, , , , ,

You have to wonder why it is ‘imperative’ that the U.S. strike Syria; I do. I understand the atrocity of chemical warfare. I don’t, however, understand why the strike did not occur when Syria’s citizens were being wiped out by guns, missiles, tanks and grenades.

I’m unsettled by the President’s urgent need to intervene given the reason he has relayed. I too have issue with a dictator who has no problem with killing his citizens (regardless as to the method used). But, I wonder, is it simply concern with the people’s well-being?

I reviewed the world map and notice how close Iran, Iraq and Afghanistan are to Syria. Wasn’t it Iran who began to test and boast they have the means to torpedo chemical weapons? Did we lose one of our droids in their land and they claimed to have ‘our secrets?’ Are they the real enemy with whom we are concerned with?

If Syria’s president is willing to kill his people, I do not think he would hesitate in joining forces with Iran in their quest to launch chemical warfare with the U.S. and any other enemy they deem.

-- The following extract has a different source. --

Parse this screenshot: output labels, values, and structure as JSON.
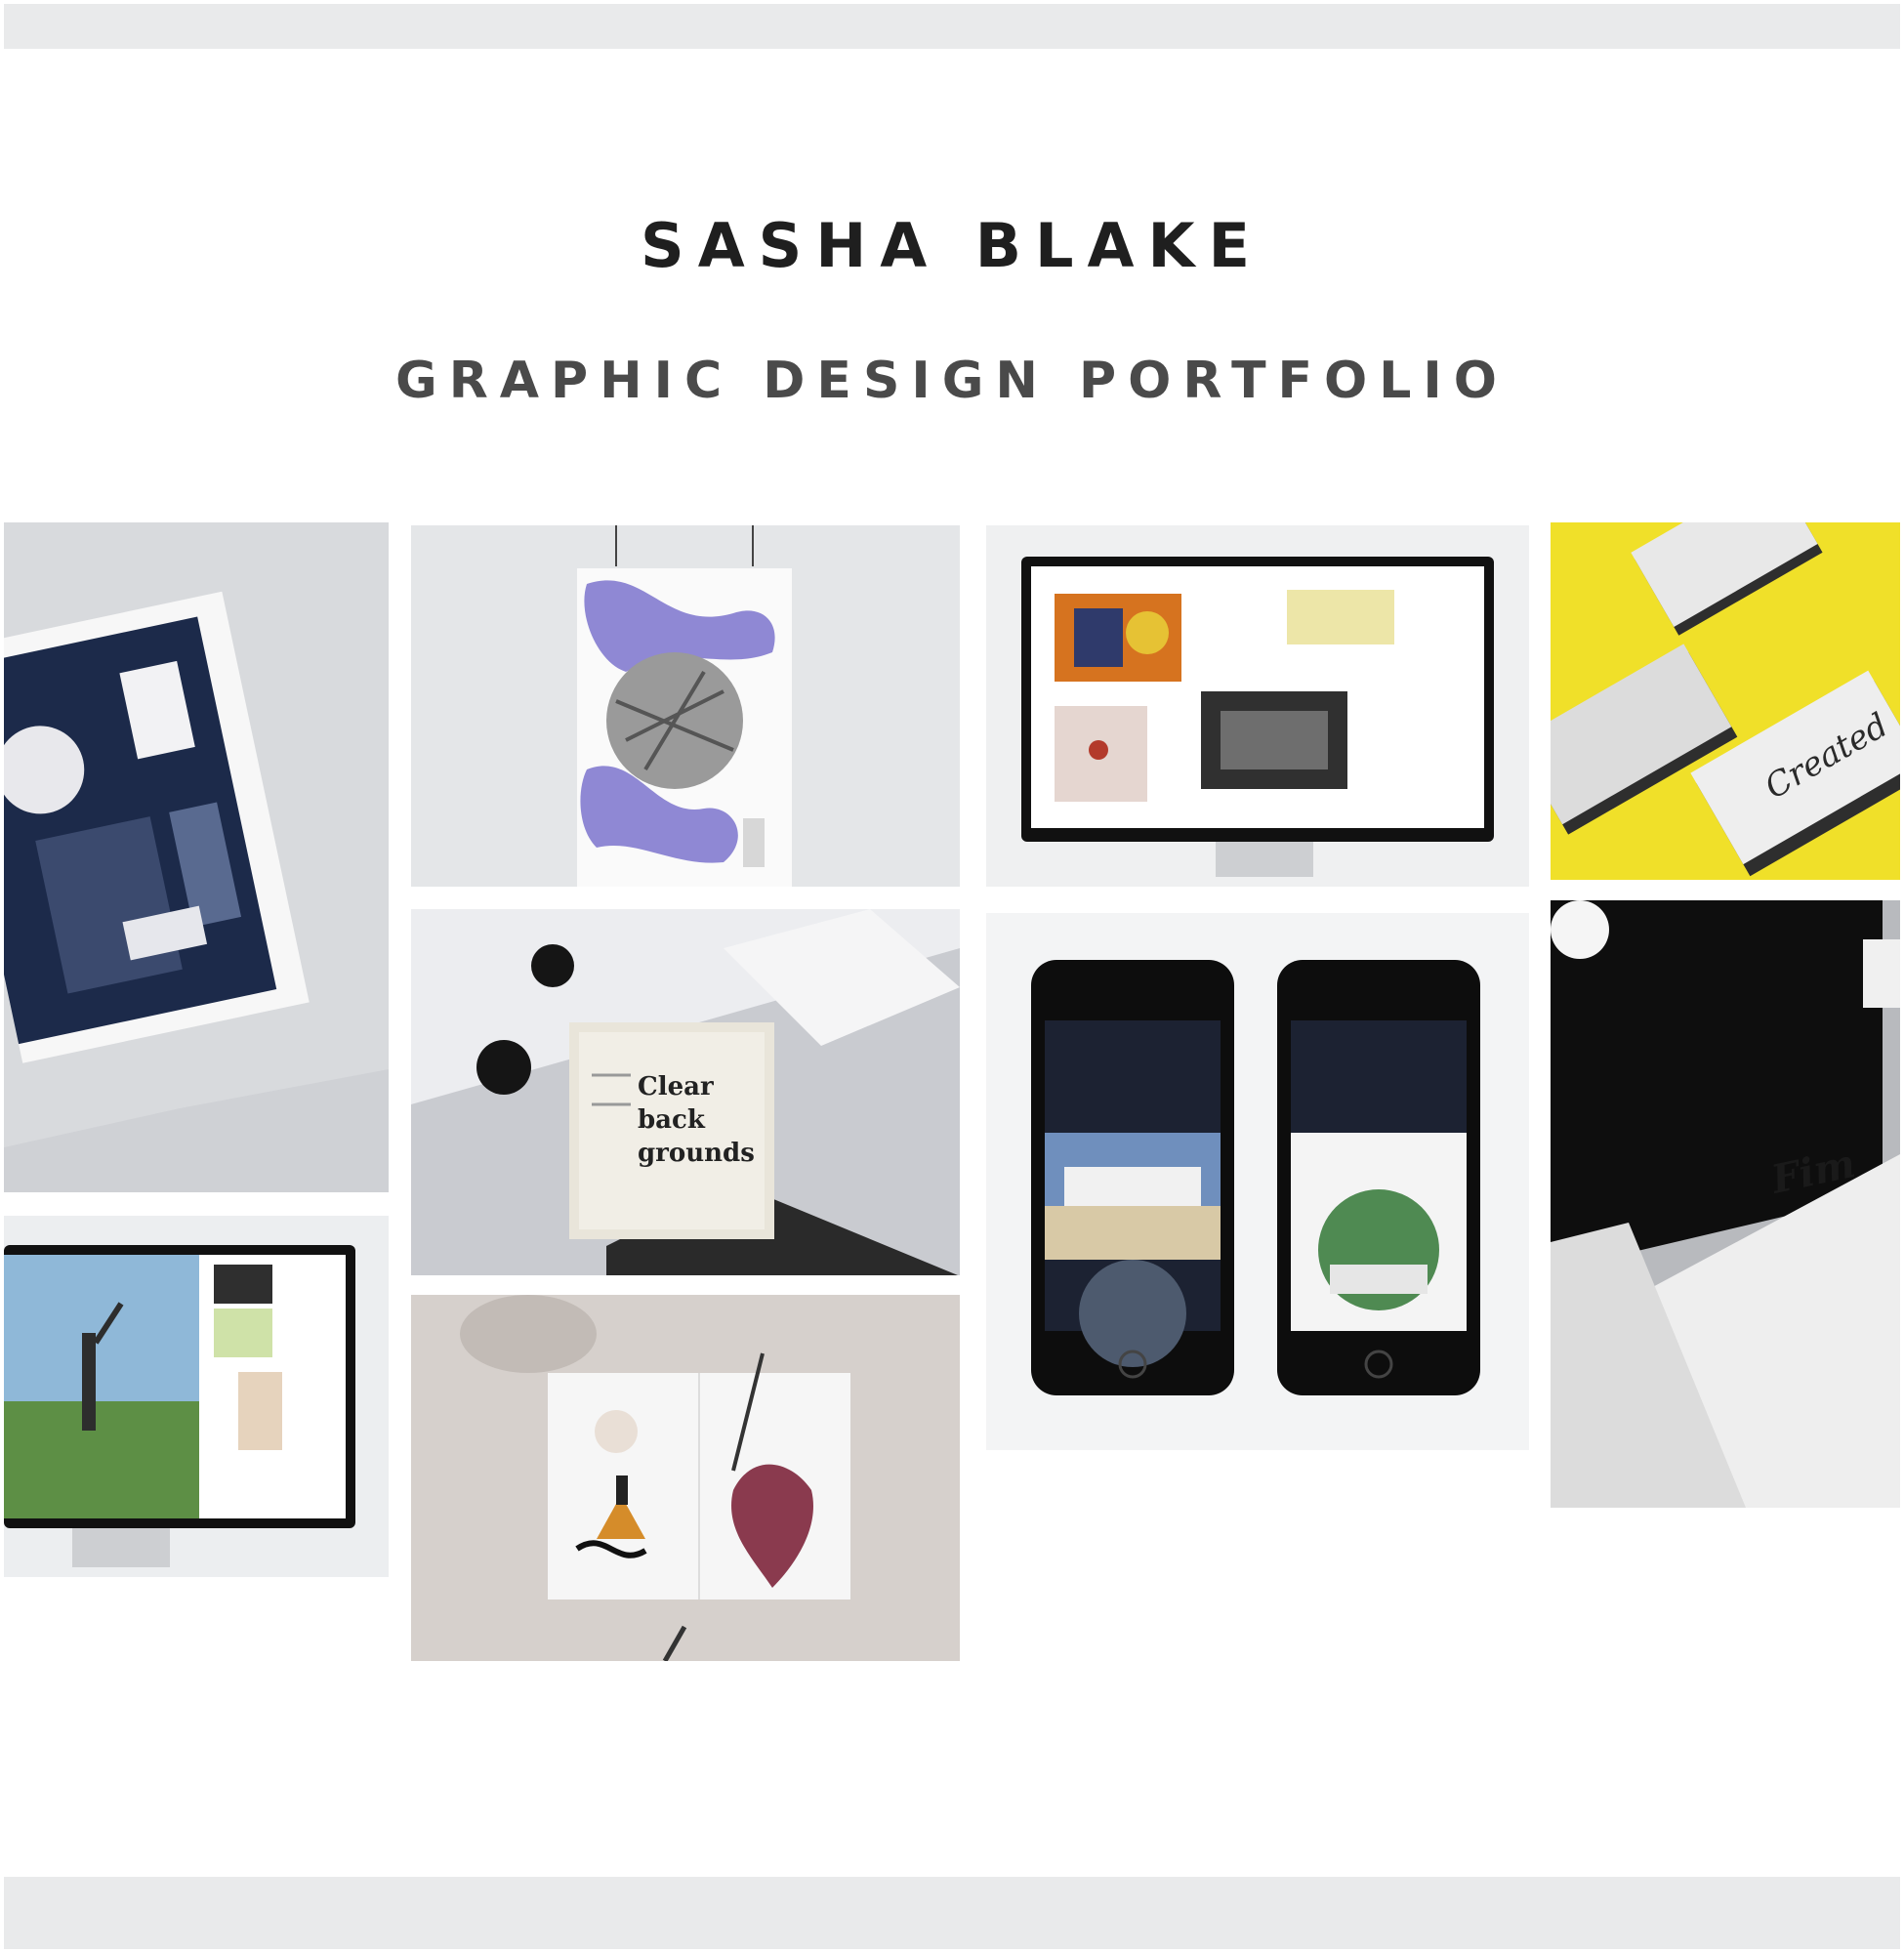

Millions of their citizens have already fled Syria – moving into parts of Iraq, Turkey, and Azerbaijan. These refugees are not a threat to the Syrian government and hope to relocate to their homeland once the civil war has ended. They will be welcomed by Syria to rebuild their country under the dictatorship of Bashar al-Assad, the current leader.

I didn’t know until recently that Syria was a thriving country; their economy was doing well. Many of its citizens are educated, middle class and were thriving under its ruler. For the most part, these are the citizens who have become refugees in outlining countries.

The U.S. government says it has no plans to topple the Syrian government. The question is, exactly what is our interest since Syria is not an ally?

Why not explain to the U.S. citizens that we are protecting our interests by disabling the wide spread use of chemical warfare – and that Syria, we believe, is running tests for Iraq (their ally) as to the effectiveness of it use. Syria views their rebels as useless and want to rid their land of them so it is no big deal to use them as test dummies.

I would much rather have the government tell me the truth about why we need to ‘stop’ the chemical warfare than to hand me an excuse that just does not add up to me and many other people who are not attuned to rules of engagement.

I could support the strike if its intent is to disable Iran’s ability to use chemical warfare as a means of battle with the U.S. or any other country. I could support the strike, if the U.S. were really intent on intervening with the corrupt inhuman minds who are willing to use chemical warfare on mankind by disabling the government that is in power.

Striking and withdrawing does not seem like a solution, unless, we are capable of totally dismantling their ability to use and assemble such weapons of mass destruction. Given further reason why it is important we act (alone) in this effort, could eliminate some of the discomfort most of the U.S. citizens have.

I have no way of knowing what is actual; I only know the truths I live and within it are secrets that I will probably never reveal. But if I am to be affected by matters that concern me, I would rather receive more facts than rhetoric rather than have whimsical reasons that cause suspect.